RECORD EXTRACTS: Begin

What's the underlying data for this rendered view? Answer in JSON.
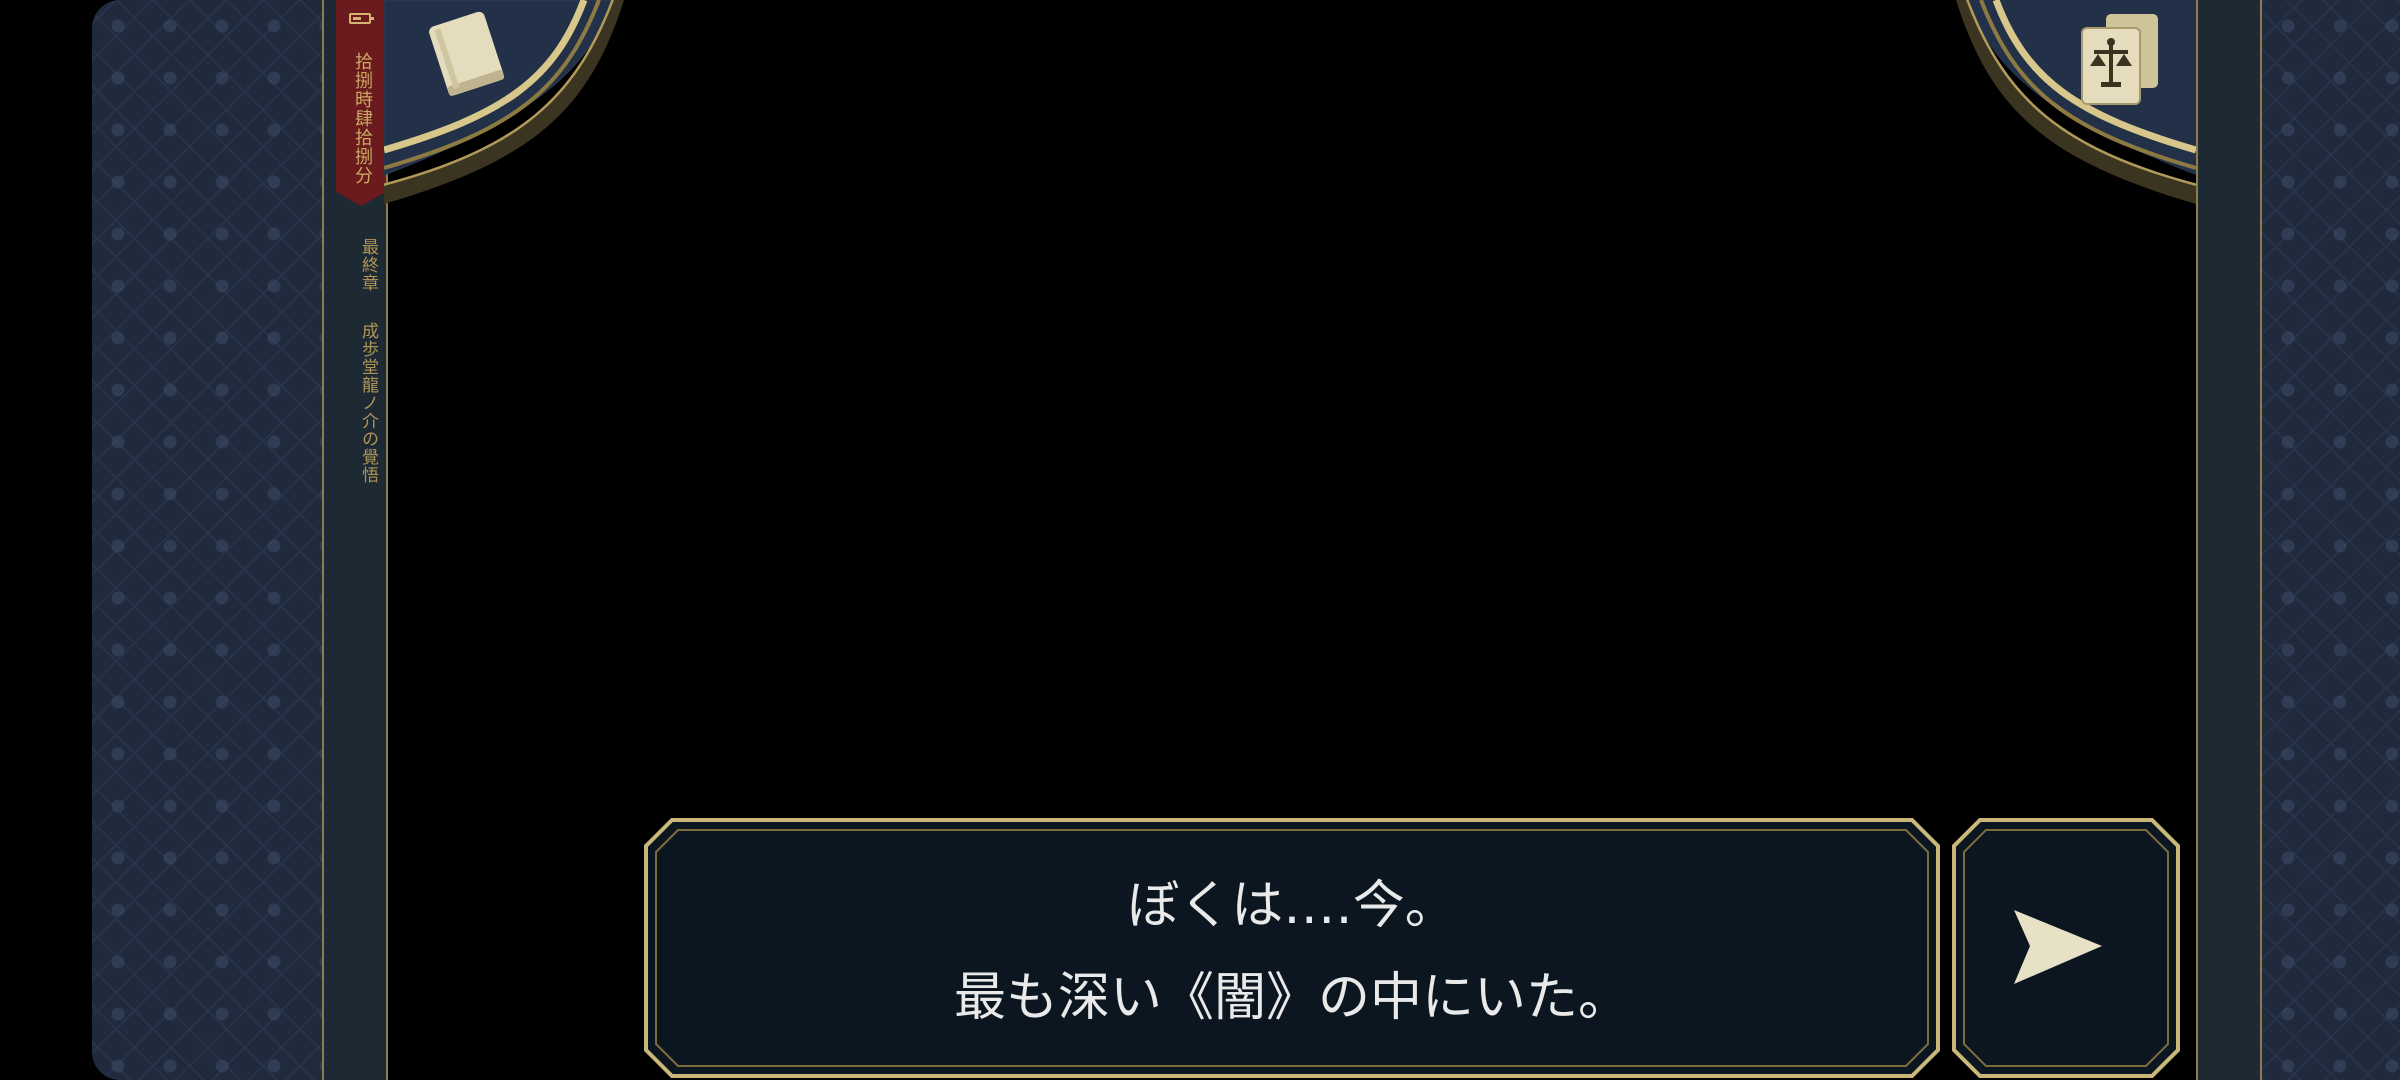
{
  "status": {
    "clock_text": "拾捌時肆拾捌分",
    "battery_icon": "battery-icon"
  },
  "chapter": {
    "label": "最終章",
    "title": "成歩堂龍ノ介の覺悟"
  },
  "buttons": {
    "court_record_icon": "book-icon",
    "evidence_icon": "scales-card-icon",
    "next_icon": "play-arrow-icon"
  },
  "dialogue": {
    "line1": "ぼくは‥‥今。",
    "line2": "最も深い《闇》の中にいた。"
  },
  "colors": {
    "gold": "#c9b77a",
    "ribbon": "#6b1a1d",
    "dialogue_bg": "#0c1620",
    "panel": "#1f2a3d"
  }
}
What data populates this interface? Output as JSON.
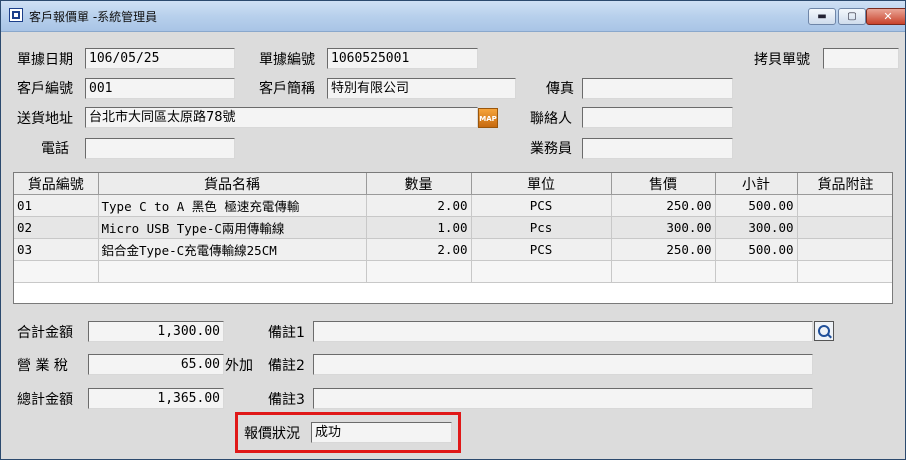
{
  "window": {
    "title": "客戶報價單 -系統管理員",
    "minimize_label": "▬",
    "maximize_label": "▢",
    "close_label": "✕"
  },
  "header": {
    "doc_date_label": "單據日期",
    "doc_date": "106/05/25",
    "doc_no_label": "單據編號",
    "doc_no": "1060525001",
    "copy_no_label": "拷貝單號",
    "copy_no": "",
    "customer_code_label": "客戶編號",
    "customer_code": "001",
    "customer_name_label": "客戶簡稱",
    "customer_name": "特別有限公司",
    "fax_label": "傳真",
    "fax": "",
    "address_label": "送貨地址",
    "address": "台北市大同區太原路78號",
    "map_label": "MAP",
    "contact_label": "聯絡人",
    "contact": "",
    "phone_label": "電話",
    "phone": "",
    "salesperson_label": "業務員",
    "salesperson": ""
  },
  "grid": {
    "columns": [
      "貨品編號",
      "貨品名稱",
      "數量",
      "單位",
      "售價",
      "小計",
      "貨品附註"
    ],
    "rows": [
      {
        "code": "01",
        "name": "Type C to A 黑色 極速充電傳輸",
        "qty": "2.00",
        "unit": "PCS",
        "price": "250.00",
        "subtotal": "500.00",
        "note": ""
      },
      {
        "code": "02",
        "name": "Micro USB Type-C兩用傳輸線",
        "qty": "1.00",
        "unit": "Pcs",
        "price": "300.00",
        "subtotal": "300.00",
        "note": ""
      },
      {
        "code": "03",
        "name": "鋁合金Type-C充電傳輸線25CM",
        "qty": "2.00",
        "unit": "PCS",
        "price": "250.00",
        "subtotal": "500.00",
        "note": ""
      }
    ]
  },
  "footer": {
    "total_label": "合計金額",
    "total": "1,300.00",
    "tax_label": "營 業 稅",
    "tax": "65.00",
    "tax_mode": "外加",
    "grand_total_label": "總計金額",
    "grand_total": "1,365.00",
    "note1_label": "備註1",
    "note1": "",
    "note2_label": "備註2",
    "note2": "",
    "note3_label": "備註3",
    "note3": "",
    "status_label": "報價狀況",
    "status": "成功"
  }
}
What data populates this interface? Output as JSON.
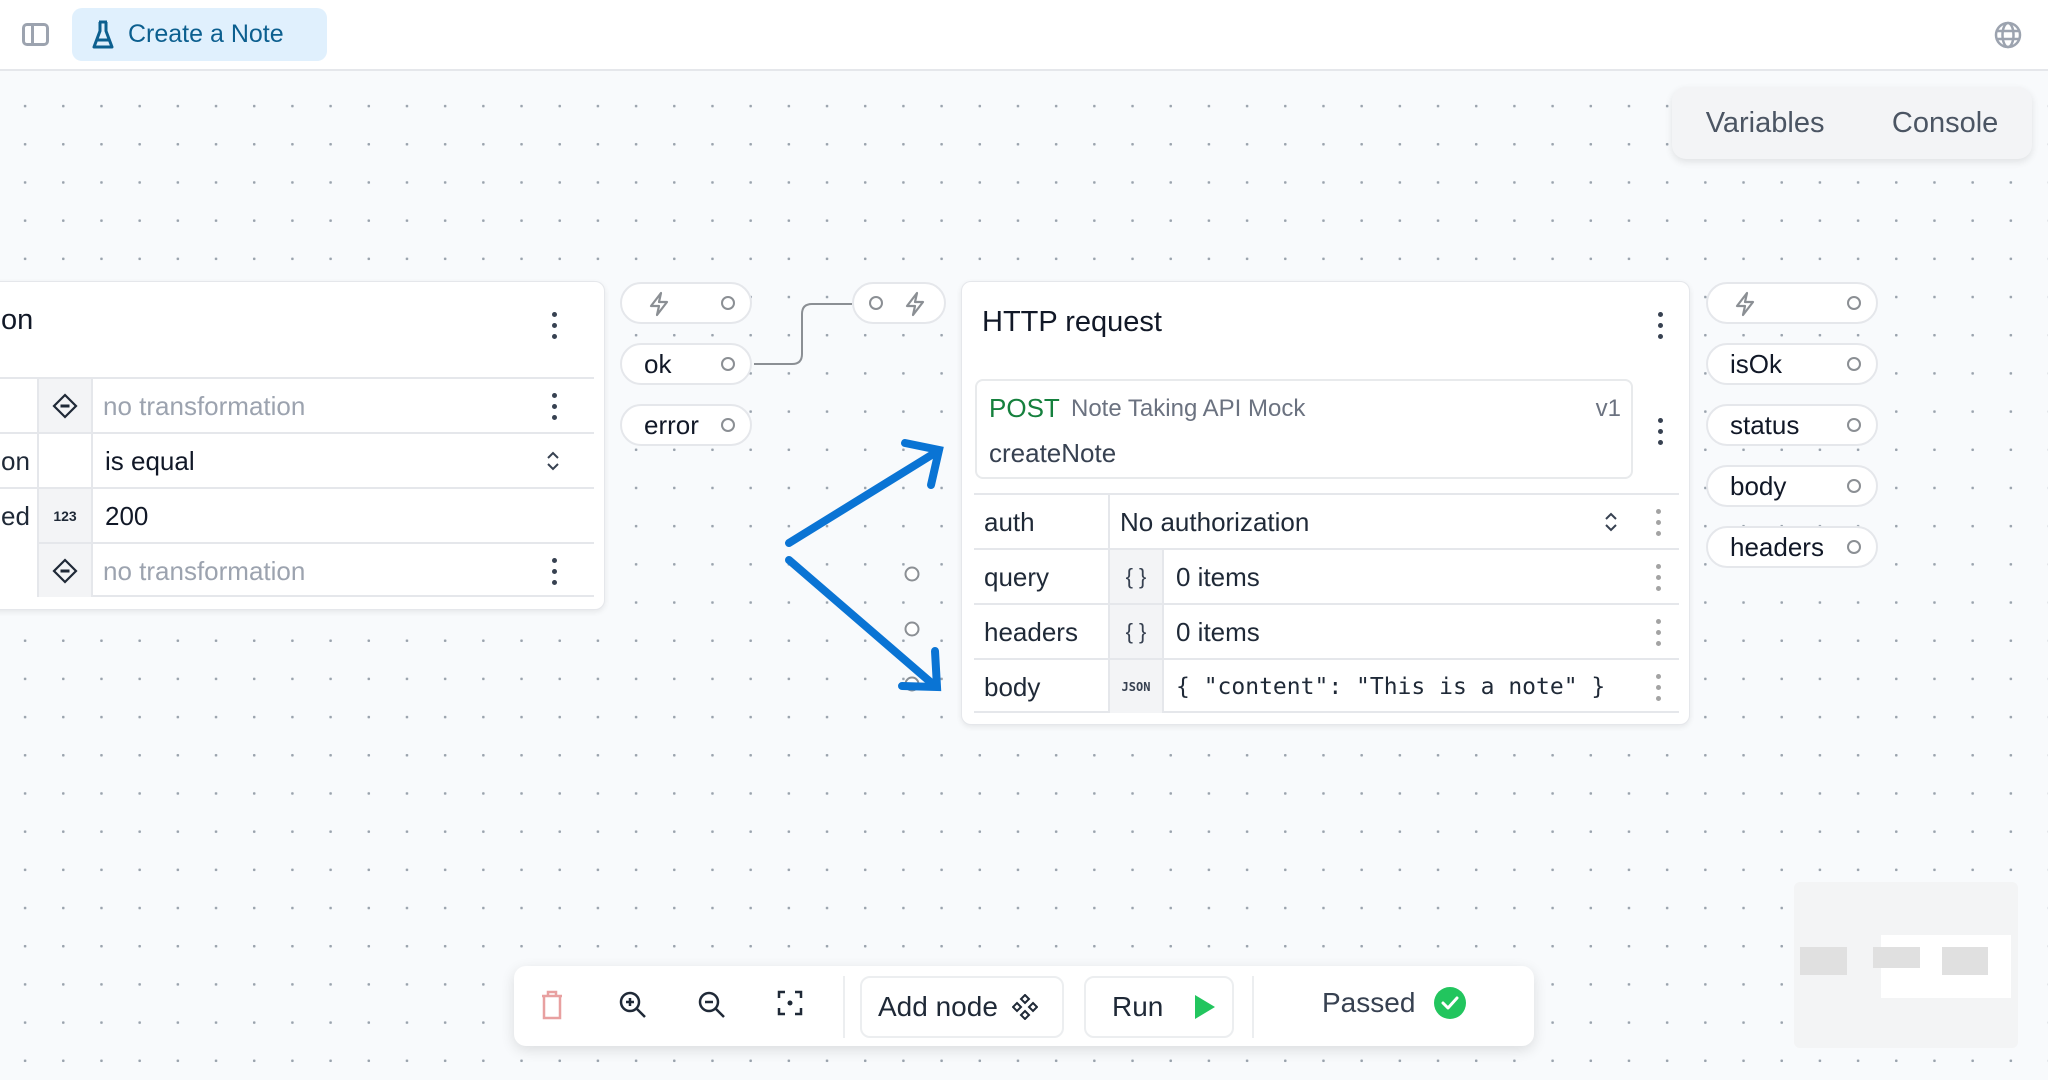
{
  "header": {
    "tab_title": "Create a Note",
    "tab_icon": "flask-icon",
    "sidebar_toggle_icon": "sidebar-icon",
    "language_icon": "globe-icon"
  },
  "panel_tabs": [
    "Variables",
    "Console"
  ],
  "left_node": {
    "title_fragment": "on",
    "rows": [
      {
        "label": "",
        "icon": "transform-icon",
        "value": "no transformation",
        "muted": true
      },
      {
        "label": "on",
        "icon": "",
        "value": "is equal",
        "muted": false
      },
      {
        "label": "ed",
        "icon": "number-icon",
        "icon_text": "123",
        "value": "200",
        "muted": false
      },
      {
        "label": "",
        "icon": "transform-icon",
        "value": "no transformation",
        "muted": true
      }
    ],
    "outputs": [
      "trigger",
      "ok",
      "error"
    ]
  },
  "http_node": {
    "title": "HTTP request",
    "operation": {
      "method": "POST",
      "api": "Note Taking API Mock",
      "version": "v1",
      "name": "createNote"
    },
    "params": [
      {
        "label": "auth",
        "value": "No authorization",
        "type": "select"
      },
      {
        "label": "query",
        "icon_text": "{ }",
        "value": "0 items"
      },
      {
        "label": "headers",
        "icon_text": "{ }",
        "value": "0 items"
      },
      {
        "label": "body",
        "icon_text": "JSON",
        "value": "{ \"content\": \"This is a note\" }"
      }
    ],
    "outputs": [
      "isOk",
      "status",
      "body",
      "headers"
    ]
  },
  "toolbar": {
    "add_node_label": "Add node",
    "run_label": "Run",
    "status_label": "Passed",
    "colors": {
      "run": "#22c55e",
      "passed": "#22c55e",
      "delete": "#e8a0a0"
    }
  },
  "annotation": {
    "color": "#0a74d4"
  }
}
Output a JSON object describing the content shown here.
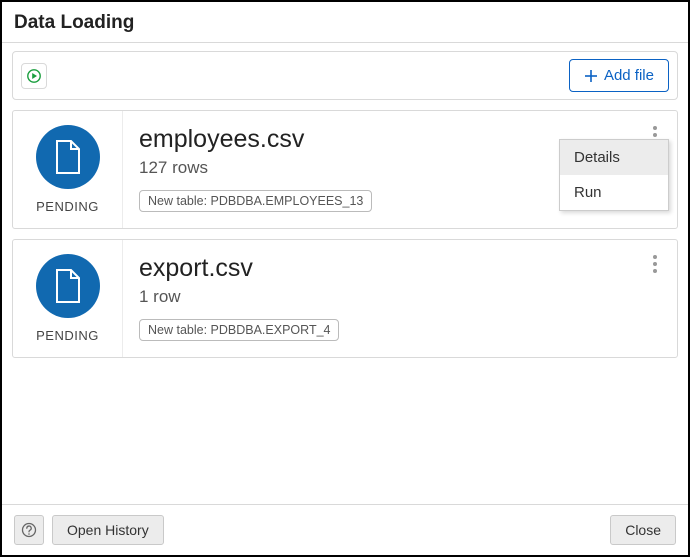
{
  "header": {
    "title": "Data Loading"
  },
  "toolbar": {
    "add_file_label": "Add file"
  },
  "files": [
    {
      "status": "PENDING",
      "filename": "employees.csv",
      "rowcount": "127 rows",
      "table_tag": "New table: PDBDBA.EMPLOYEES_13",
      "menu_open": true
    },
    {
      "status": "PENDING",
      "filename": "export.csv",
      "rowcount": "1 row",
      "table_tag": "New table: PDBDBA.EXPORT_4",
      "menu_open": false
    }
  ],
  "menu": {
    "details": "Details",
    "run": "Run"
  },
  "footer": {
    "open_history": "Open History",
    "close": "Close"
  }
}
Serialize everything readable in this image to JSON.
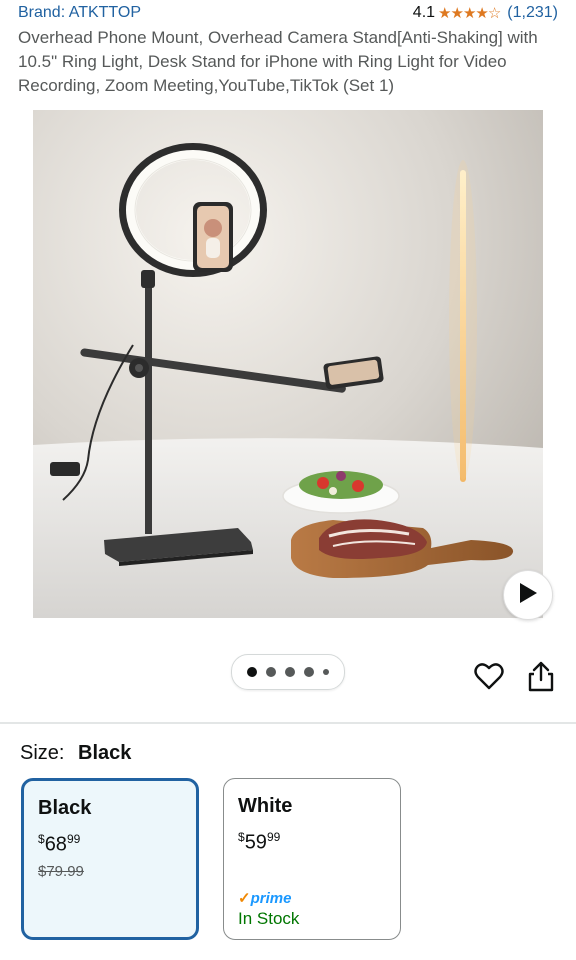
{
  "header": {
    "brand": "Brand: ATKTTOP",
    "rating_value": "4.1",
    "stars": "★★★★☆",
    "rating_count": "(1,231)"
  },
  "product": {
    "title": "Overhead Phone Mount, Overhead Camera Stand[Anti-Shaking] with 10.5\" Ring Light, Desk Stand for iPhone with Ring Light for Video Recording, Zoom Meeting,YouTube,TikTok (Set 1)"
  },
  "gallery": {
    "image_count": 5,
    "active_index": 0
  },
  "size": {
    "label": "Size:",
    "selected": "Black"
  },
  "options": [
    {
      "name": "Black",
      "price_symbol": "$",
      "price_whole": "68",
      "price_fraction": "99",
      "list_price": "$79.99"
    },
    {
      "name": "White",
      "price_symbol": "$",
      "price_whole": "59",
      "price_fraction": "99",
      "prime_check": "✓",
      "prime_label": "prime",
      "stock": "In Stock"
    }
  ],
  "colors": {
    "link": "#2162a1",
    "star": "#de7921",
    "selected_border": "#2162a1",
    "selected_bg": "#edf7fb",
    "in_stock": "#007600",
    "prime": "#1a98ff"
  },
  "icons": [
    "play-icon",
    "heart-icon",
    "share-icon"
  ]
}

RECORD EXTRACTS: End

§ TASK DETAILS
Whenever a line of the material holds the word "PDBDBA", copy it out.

§ ANSWER TO THE PROBLEM
      "table_tag": "New table: PDBDBA.EMPLOYEES_13",
      "table_tag": "New table: PDBDBA.EXPORT_4",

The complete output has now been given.